A complete, word-for-word restatement of the entries is needed.

# Data provided
######

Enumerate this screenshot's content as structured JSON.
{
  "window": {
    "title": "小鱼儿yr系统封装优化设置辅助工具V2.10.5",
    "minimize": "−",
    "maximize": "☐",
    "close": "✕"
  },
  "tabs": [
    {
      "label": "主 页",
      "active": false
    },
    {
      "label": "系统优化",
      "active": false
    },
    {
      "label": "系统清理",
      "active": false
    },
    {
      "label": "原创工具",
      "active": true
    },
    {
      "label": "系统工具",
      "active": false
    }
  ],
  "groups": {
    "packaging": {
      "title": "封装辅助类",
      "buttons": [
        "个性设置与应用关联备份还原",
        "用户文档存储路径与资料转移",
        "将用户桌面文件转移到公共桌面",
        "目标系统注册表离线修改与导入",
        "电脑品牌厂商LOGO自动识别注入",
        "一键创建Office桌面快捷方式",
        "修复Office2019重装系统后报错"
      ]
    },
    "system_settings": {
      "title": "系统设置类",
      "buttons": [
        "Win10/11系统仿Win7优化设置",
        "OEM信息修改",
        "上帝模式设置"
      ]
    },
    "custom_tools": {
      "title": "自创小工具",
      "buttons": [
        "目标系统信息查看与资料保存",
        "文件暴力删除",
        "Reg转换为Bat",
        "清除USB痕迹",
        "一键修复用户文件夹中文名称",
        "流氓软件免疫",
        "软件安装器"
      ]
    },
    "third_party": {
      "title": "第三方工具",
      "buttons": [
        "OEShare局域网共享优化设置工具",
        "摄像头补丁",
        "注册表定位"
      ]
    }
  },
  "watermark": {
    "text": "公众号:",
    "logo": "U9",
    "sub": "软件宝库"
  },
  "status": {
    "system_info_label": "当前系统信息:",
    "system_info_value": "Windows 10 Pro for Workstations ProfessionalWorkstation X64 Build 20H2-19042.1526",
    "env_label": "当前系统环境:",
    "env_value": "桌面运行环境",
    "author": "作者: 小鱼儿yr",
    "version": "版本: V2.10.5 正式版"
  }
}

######

# Answer to the problem
Enumerate this screenshot's content as structured JSON.
{
  "window": {
    "title": "小鱼儿yr系统封装优化设置辅助工具V2.10.5",
    "minimize": "−",
    "maximize": "☐",
    "close": "✕"
  },
  "tabs": [
    {
      "label": "主 页",
      "active": false
    },
    {
      "label": "系统优化",
      "active": false
    },
    {
      "label": "系统清理",
      "active": false
    },
    {
      "label": "原创工具",
      "active": true
    },
    {
      "label": "系统工具",
      "active": false
    }
  ],
  "groups": {
    "packaging": {
      "title": "封装辅助类",
      "buttons": [
        "个性设置与应用关联备份还原",
        "用户文档存储路径与资料转移",
        "将用户桌面文件转移到公共桌面",
        "目标系统注册表离线修改与导入",
        "电脑品牌厂商LOGO自动识别注入",
        "一键创建Office桌面快捷方式",
        "修复Office2019重装系统后报错"
      ]
    },
    "system_settings": {
      "title": "系统设置类",
      "buttons": [
        "Win10/11系统仿Win7优化设置",
        "OEM信息修改",
        "上帝模式设置"
      ]
    },
    "custom_tools": {
      "title": "自创小工具",
      "buttons": [
        "目标系统信息查看与资料保存",
        "文件暴力删除",
        "Reg转换为Bat",
        "清除USB痕迹",
        "一键修复用户文件夹中文名称",
        "流氓软件免疫",
        "软件安装器"
      ]
    },
    "third_party": {
      "title": "第三方工具",
      "buttons": [
        "OEShare局域网共享优化设置工具",
        "摄像头补丁",
        "注册表定位"
      ]
    }
  },
  "watermark": {
    "text": "公众号:",
    "logo": "U9",
    "sub": "软件宝库"
  },
  "status": {
    "system_info_label": "当前系统信息:",
    "system_info_value": "Windows 10 Pro for Workstations ProfessionalWorkstation X64 Build 20H2-19042.1526",
    "env_label": "当前系统环境:",
    "env_value": "桌面运行环境",
    "author": "作者: 小鱼儿yr",
    "version": "版本: V2.10.5 正式版"
  }
}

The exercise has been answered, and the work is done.